By Leo Babauta
In this webinar, I go over our habit goals, some of our excuses in not doing them, and what to do instead. I also answered some awesome questions.
I’ve broken this webinar recording into two parts:
- Part I – My Talk: How to Stop Buying Our Own Excuses (See notes)
- Part II – Questions & Answers: I answered questions dealing with procrastination, writing, pushback from loved ones, anxiety and more!
Part I: Leo’s Talk (with notes)
Here are the notes from my talk (video is below the notes):
How to Stop Buying Our Own Excuses:
If you’ve been trying to form habits/rituals this year (and last), you know that things get in the way
– some of them are external things, like work demands, people getting sick, visitors, unexpected events
– but a lot of time the thing getting in the way is ourselves
We get in the way by:
– putting off starting
– rationalizing not doing it today
– beating ourselves up if we don’t do what we planned
– rushing through it and not enjoying the habit
– mentally complaining about it
These all result in us not wanting to do the habit, and then creating excuses. Rationalizations. Justifications.
Some common ones:
- “I’m too tired” or “I’m too tired, I’ll do this much better tomorrow”.
- “I can do it later”
- “Just giving in this once won’t hurt” or – “nothing happens if I skip it once”
- “It’s not a big deal if you do this other thing real quick”
- â€œOooh, this looks interesting. Iâ€™ll get back to the task in a moment.â€
- “I’ve been working hard, I deserve a break/treat”
- “I’m busy now” or “It’s not a priority right now”
- “I’ll do my habit, but first let me do this little task or get everything in order firstâ€œ (perfectionism)
- “I donâ€™t have a big enough chunk of time to do this now”
Sometimes we don’t even think about what weâ€™re not doing. It just happens â€¦ but under this not thinking is a habitual excuse that we donâ€™t even verbalize in our heads anymore.
What’s going on?
– we are feeling resistance/aversion to doing the thing we committed to
– we desperately or mindlessly seek a way out – an escape – which is why we rationalize
– we discount the effect of putting it off
– we take more seriously our rationalizations
– it’s our little kid wanting to run
What’s the effect?
– we don’t live up to our commitments to ourselves
– we get into the mental habit of looking for the escape
– we build up stress, debt, bad health, piled up work, worsened relationships

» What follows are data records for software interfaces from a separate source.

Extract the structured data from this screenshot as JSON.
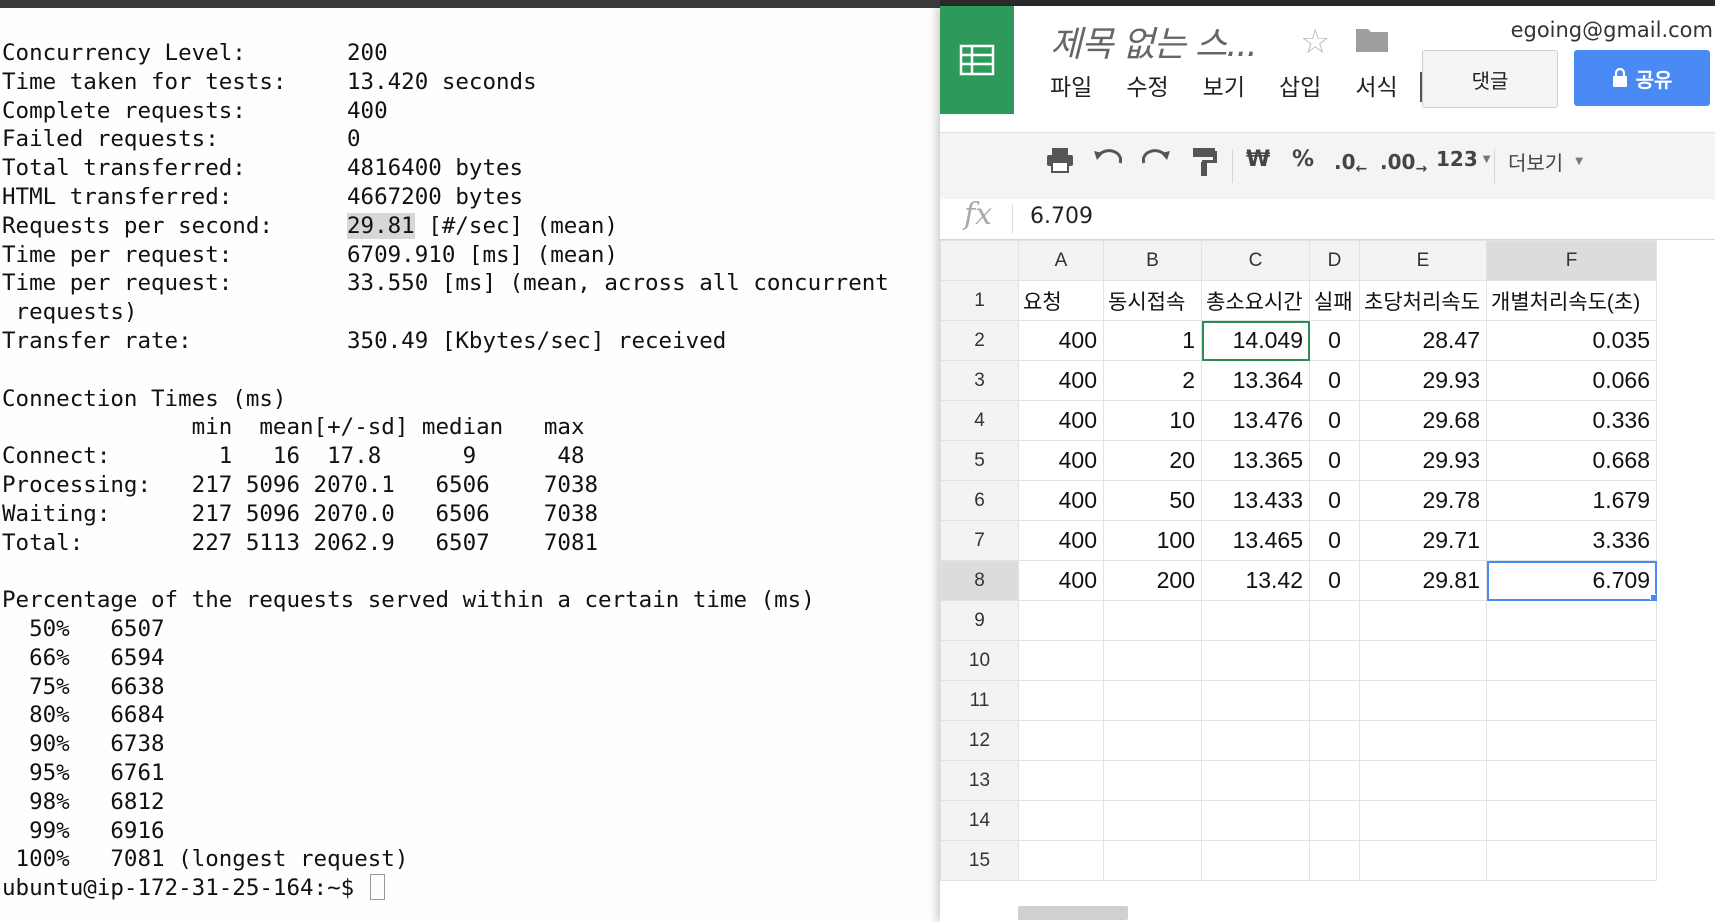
{
  "terminal": {
    "lines": [
      {
        "label": "Concurrency Level:",
        "value": "200"
      },
      {
        "label": "Time taken for tests:",
        "value": "13.420 seconds"
      },
      {
        "label": "Complete requests:",
        "value": "400"
      },
      {
        "label": "Failed requests:",
        "value": "0"
      },
      {
        "label": "Total transferred:",
        "value": "4816400 bytes"
      },
      {
        "label": "HTML transferred:",
        "value": "4667200 bytes"
      },
      {
        "label": "Requests per second:",
        "value_highlight": "29.81",
        "value_rest": " [#/sec] (mean)"
      },
      {
        "label": "Time per request:",
        "value": "6709.910 [ms] (mean)"
      },
      {
        "label": "Time per request:",
        "value": "33.550 [ms] (mean, across all concurrent"
      },
      {
        "text": " requests)"
      },
      {
        "label": "Transfer rate:",
        "value": "350.49 [Kbytes/sec] received"
      },
      {
        "text": ""
      },
      {
        "text": "Connection Times (ms)"
      },
      {
        "text": "              min  mean[+/-sd] median   max"
      },
      {
        "text": "Connect:        1   16  17.8      9      48"
      },
      {
        "text": "Processing:   217 5096 2070.1   6506    7038"
      },
      {
        "text": "Waiting:      217 5096 2070.0   6506    7038"
      },
      {
        "text": "Total:        227 5113 2062.9   6507    7081"
      },
      {
        "text": ""
      },
      {
        "text": "Percentage of the requests served within a certain time (ms)"
      },
      {
        "text": "  50%   6507"
      },
      {
        "text": "  66%   6594"
      },
      {
        "text": "  75%   6638"
      },
      {
        "text": "  80%   6684"
      },
      {
        "text": "  90%   6738"
      },
      {
        "text": "  95%   6761"
      },
      {
        "text": "  98%   6812"
      },
      {
        "text": "  99%   6916"
      },
      {
        "text": " 100%   7081 (longest request)"
      }
    ],
    "prompt": "ubuntu@ip-172-31-25-164:~$ "
  },
  "sheet": {
    "title": "제목 없는 스...",
    "account": "egoing@gmail.com",
    "menu": [
      "파일",
      "수정",
      "보기",
      "삽입",
      "서식"
    ],
    "comment_label": "댓글",
    "share_label": "공유",
    "toolbar": {
      "currency": "₩",
      "percent": "%",
      "dec_decrease": ".0",
      "dec_increase": ".00",
      "format_more": "123",
      "more_label": "더보기"
    },
    "formula_value": "6.709",
    "columns": [
      "A",
      "B",
      "C",
      "D",
      "E",
      "F"
    ],
    "row_numbers": [
      "1",
      "2",
      "3",
      "4",
      "5",
      "6",
      "7",
      "8",
      "9",
      "10",
      "11",
      "12",
      "13",
      "14",
      "15"
    ],
    "header_row": [
      "요청",
      "동시접속",
      "총소요시간",
      "실패",
      "초당처리속도",
      "개별처리속도(초)"
    ],
    "rows": [
      [
        "400",
        "1",
        "14.049",
        "0",
        "28.47",
        "0.035"
      ],
      [
        "400",
        "2",
        "13.364",
        "0",
        "29.93",
        "0.066"
      ],
      [
        "400",
        "10",
        "13.476",
        "0",
        "29.68",
        "0.336"
      ],
      [
        "400",
        "20",
        "13.365",
        "0",
        "29.93",
        "0.668"
      ],
      [
        "400",
        "50",
        "13.433",
        "0",
        "29.78",
        "1.679"
      ],
      [
        "400",
        "100",
        "13.465",
        "0",
        "29.71",
        "3.336"
      ],
      [
        "400",
        "200",
        "13.42",
        "0",
        "29.81",
        "6.709"
      ]
    ],
    "colors": {
      "brand": "#2d9a5a",
      "share": "#4a8af4",
      "selection": "#2e8b57"
    }
  }
}
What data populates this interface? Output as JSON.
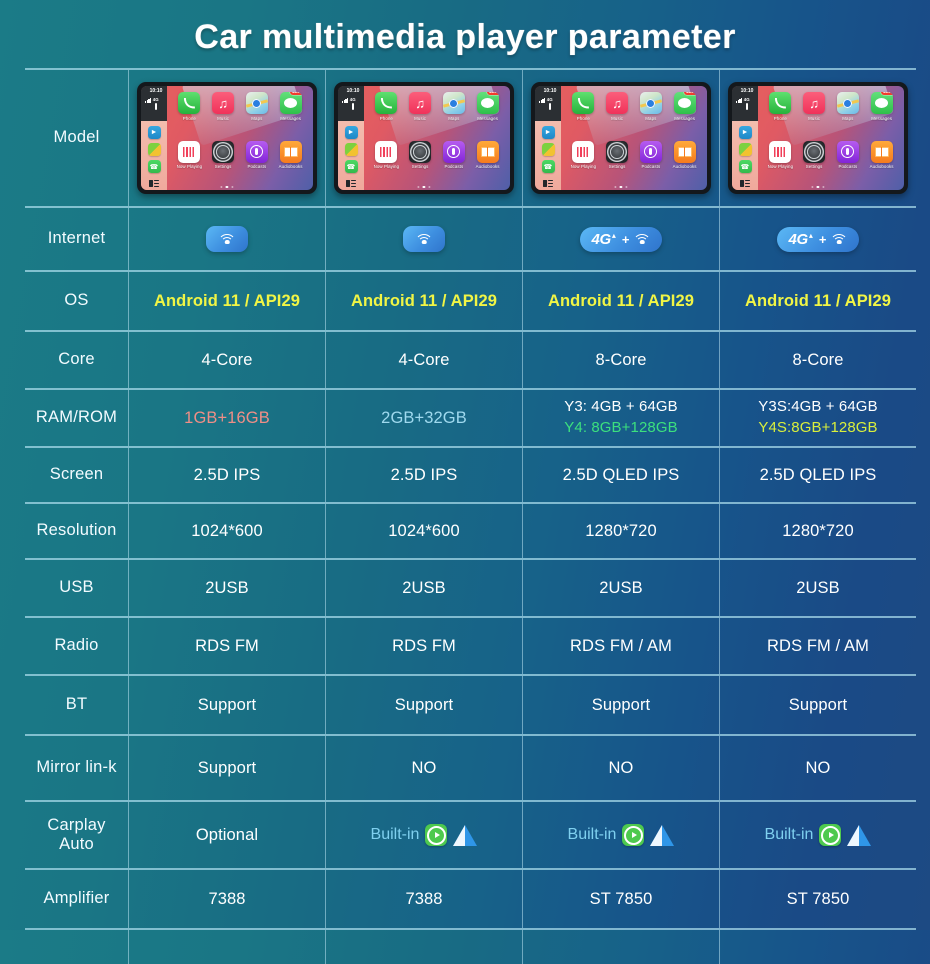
{
  "header": {
    "title": "Car multimedia player parameter"
  },
  "colors": {
    "bg_left": "#1b7b87",
    "bg_right": "#1d4a83",
    "divider": "#aadceb",
    "os_yellow": "#f1f545",
    "ram_pink": "#f08e86",
    "ram_cyan": "#9fd9ee",
    "ram_green": "#3ce07e",
    "ram_lime": "#d9ef3c",
    "built_in_blue": "#7fd0ef",
    "carplay_green": "#4ec94e",
    "android_auto_blue": "#2f96e8"
  },
  "device_mock": {
    "status_time": "10:10",
    "status_network": "4G",
    "sidebar_icons": [
      "telegram-icon",
      "wechat-icon",
      "phone-icon",
      "app-list-icon"
    ],
    "apps": [
      {
        "label": "Phone",
        "icon": "phone-icon",
        "badge": ""
      },
      {
        "label": "Music",
        "icon": "music-icon",
        "badge": ""
      },
      {
        "label": "Maps",
        "icon": "maps-icon",
        "badge": ""
      },
      {
        "label": "Messages",
        "icon": "messages-icon",
        "badge": "4159"
      },
      {
        "label": "Now Playing",
        "icon": "now-playing-icon",
        "badge": ""
      },
      {
        "label": "Settings",
        "icon": "settings-icon",
        "badge": ""
      },
      {
        "label": "Podcasts",
        "icon": "podcasts-icon",
        "badge": ""
      },
      {
        "label": "Audiobooks",
        "icon": "audiobooks-icon",
        "badge": ""
      }
    ],
    "page_dots": 3,
    "active_dot": 1
  },
  "rows": {
    "model": {
      "label": "Model"
    },
    "internet": {
      "label": "Internet",
      "values": [
        {
          "type": "wifi",
          "wifi": true,
          "four_g": "",
          "plus": ""
        },
        {
          "type": "wifi",
          "wifi": true,
          "four_g": "",
          "plus": ""
        },
        {
          "type": "four_g",
          "wifi": true,
          "four_g": "4G",
          "plus": "+"
        },
        {
          "type": "four_g",
          "wifi": true,
          "four_g": "4G",
          "plus": "+"
        }
      ]
    },
    "os": {
      "label": "OS",
      "values": [
        "Android 11 / API29",
        "Android 11 / API29",
        "Android 11 / API29",
        "Android 11 / API29"
      ]
    },
    "core": {
      "label": "Core",
      "values": [
        "4-Core",
        "4-Core",
        "8-Core",
        "8-Core"
      ]
    },
    "ram": {
      "label": "RAM/ROM",
      "values": [
        {
          "line1": "1GB+16GB",
          "line1_color": "pink",
          "line2": "",
          "line2_color": ""
        },
        {
          "line1": "2GB+32GB",
          "line1_color": "cyan",
          "line2": "",
          "line2_color": ""
        },
        {
          "line1": "Y3: 4GB + 64GB",
          "line1_color": "white",
          "line2": "Y4: 8GB+128GB",
          "line2_color": "green"
        },
        {
          "line1": "Y3S:4GB + 64GB",
          "line1_color": "white",
          "line2": "Y4S:8GB+128GB",
          "line2_color": "lime"
        }
      ]
    },
    "screen": {
      "label": "Screen",
      "values": [
        "2.5D  IPS",
        "2.5D  IPS",
        "2.5D QLED IPS",
        "2.5D QLED IPS"
      ]
    },
    "resolution": {
      "label": "Resolution",
      "values": [
        "1024*600",
        "1024*600",
        "1280*720",
        "1280*720"
      ]
    },
    "usb": {
      "label": "USB",
      "values": [
        "2USB",
        "2USB",
        "2USB",
        "2USB"
      ]
    },
    "radio": {
      "label": "Radio",
      "values": [
        "RDS FM",
        "RDS FM",
        "RDS FM / AM",
        "RDS FM / AM"
      ]
    },
    "bt": {
      "label": "BT",
      "values": [
        "Support",
        "Support",
        "Support",
        "Support"
      ]
    },
    "mirror": {
      "label": "Mirror lin-k",
      "values": [
        "Support",
        "NO",
        "NO",
        "NO"
      ]
    },
    "carplay": {
      "label_line1": "Carplay",
      "label_line2": "Auto",
      "values": [
        {
          "text": "Optional",
          "icons": false
        },
        {
          "text": "Built-in",
          "icons": true
        },
        {
          "text": "Built-in",
          "icons": true
        },
        {
          "text": "Built-in",
          "icons": true
        }
      ]
    },
    "amplifier": {
      "label": "Amplifier",
      "values": [
        "7388",
        "7388",
        "ST 7850",
        "ST 7850"
      ]
    }
  }
}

Sometimes, the effect is good: putting something off isn’t always harmful. But to know the difference, we have to be incredibly honest with ourselves – are we trying to escape, or is this the most loving thing I can do?
It takes time to realize the difference.
What can we do instead of buying our excuses?
Recognize that we’re doing our old mental habit.
Get in touch with the aversion, fear, resistance.
See that it’s trying to create an escape. Give compassion.
Stand for yourself. Stand for courage, a bigger heart, your devotion.
Be the bigger self you envision.
From this place of a bigger heart, a fierce compassion, a courageous love — what is the best action you can take? What will the long-term result of this action be?
Is this your most authentic self, or your little kid wanting to run?
This isn’t about strictness & discipline, harshness or judgment. Those are not helpful, and they are not from a place of the bigger heart. Instead, this is about growing up out of our scared little child, it’s about standing for something bigger than ourselves, being the leader, the strong courageous heart, that we’ve always wanted to be.
What will you stand for? How can you grow beyond the scared little child? How can you remind yourself of that in the moments of trying to escape?
Part II: Questions and Answers
Questions answered in this video:
- Iâ€™m currently concentrating on the unprocrastination habit. One thing I’ve noticed is I can do one very well, but then I feel like I want the reward / break… but part of the problem is I don’t re-start. How do I best give myself the reward / break without de-railing myself?
- Iâ€™m finishing a book this month and I have quite a bit of fear over some of the things I’m trying to do. It’s a diverse cast of characters and I’m writing from other cultures than my own. I’ve researched and am being as respectful and empathetic as I can. One of my goals is to make stories from POVs that give focus to underserved groups. Afraid of doing it wrong though keeping on.
- My success in some habits has created pushback from loved ones that has escalated the further I progress. Do you have suggestions for handling this?
- Life is a collection of various habits, how do you balance and build trust in how much to give to each one? I often feel I’m letting myself down not giving enough to each one :-)
- I don’t struggle with specific fears, but with a general feeling of undefined anxiety, a sense of constant low level danger. What habits would you recommend to develop more trust in life?